Ways To Boost Your Wi-Fi with a Wi-Fi System

One of the most frustrating things about Wi-Fi is how vulnerable the signal is to interference or obstruction.

Rather than stand next to the router, laptop in hand, you can improve performance with a smarter router and some simple tricks.

Everything from brick walls to other Wi-Fi devices can seriously deplete your Wi-Fi from the 50m (160ft) that a standard antenna should be able to achieve.

It might seem strange that your radio is picking up a signal from many miles away just fine in your back room, but the Wi-Fi signal can’t make it there from the porch, but that has to do with the frequencies involved and there is little you can do.

You should try and position your router so that the direct line between it and the places you want to use devices are not blocked by any of the materials listed, but assuming that still doesn’t work and you’re not keen to remove load-bearing walls, there is a potential solution in the form of a mesh Wi-Fi system.

What is a mesh Wi-Fi system?

Mesh Wi-Fi systems are Wi-Fi networks created using several hubs to boost the signal.

They’re not like plug-in range extenders that create new networks with different names, which can be very frustrating to use as you move around the home.

There is a single network name/password you can use seamlessly anywhere in your house.

One of the devices will plug into your router for its internet connection, while the other satellite devices can be connected to the first, either by cable, or simply picking up and extending the signal they receive.

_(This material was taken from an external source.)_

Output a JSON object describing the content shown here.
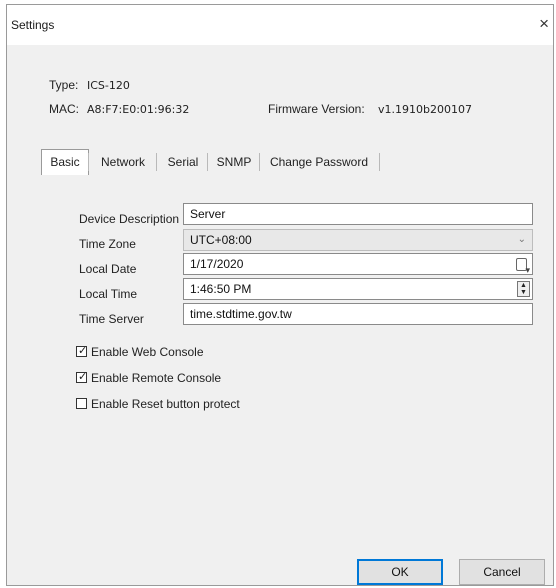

Once up and running, you’ll switch off the router’s own Wi-Fi function, with the new mesh stepping in.

These Wi-Fi systems are ideal not just for bigger homes, but if carefully placed, those with difficult supporting walls.

Material that have most effect on Wi-Fi:

  • Brick
  • Water
  • Concrete
  • Marble

Material that have least effect on Wi-Fi:

  • Glass
  • Wood
  • Plaster
  • Drywall

Run cables for select devices

Although it doesn’t seem very hi-tech, if you can do it easily it’s well worth running an Ethernet cable (the standard networking socket type found on nearly all routers) to a high-traffic device, thereby releasing the bandwidth it occupies on your wireless network.

Devices that are near your router gobble up more of the available bandwidth, so if you are streaming 4K video to a TV near the router, people (or smart devices like security cameras) further away don’t stand a chance.

WHICH ONE SHOULD I BUY?

MESH WI-FI SYSTEMS, LINKSYS

Cheaper than the older tri-band, the dual-band (2.4 and 5Ghz) system works just fine for most users.

Linksys uses the technical term ‘node’ for each point on the network but provides a simple set-app.

Additionally, you won’t need to worry about moving devices from your original modem/router as there is a ‘bridge’ option – a significant feature for Smart Home users with hubs, NAS drivers and the like.

TP-LINK DECO MESH WI-FI SYSTEM

Like the other products here, this can be connected to any provider’s modem.

Despite being the cheapest three-unit kit available, it is well equipped with dual bands (2.4 and 5Ghz).

There is a bridge function, and the ability to create a guest network for security.

Parents might also find the ability to group devices (say the kids’ iPads) and throttle their connections without affecting all the others very useful.

NETGEAR ORBI

The original Orbi has now been complemented with a new version that uses a rather smaller power-socket piece for a single satellite device.

This Wi-Fi system cleverly uses an additional 5GHz frequency for ‘backhaul’ (the data being sent around the mesh) maintaining speed.

It’s a good Wi-Fi system, though sadly the new satellite piece has no Ethernet ports.

There is also no bridge mode.

GOOGLE WI-FI SYSTEM

The beautifully designed Google Wi-Fi system of white pucks has had some issues and Google even had to suggest Windows 10 and Xbox users didn’t use the system until a firmware update had been rolled out.

Now things seem to be going well, although in setup the Google Wi-Fi system forces you to have a Google account (if you have Gmail you already have one, but nevertheless it seems unnecessary).

There is a bridge mode, but it does disable some features.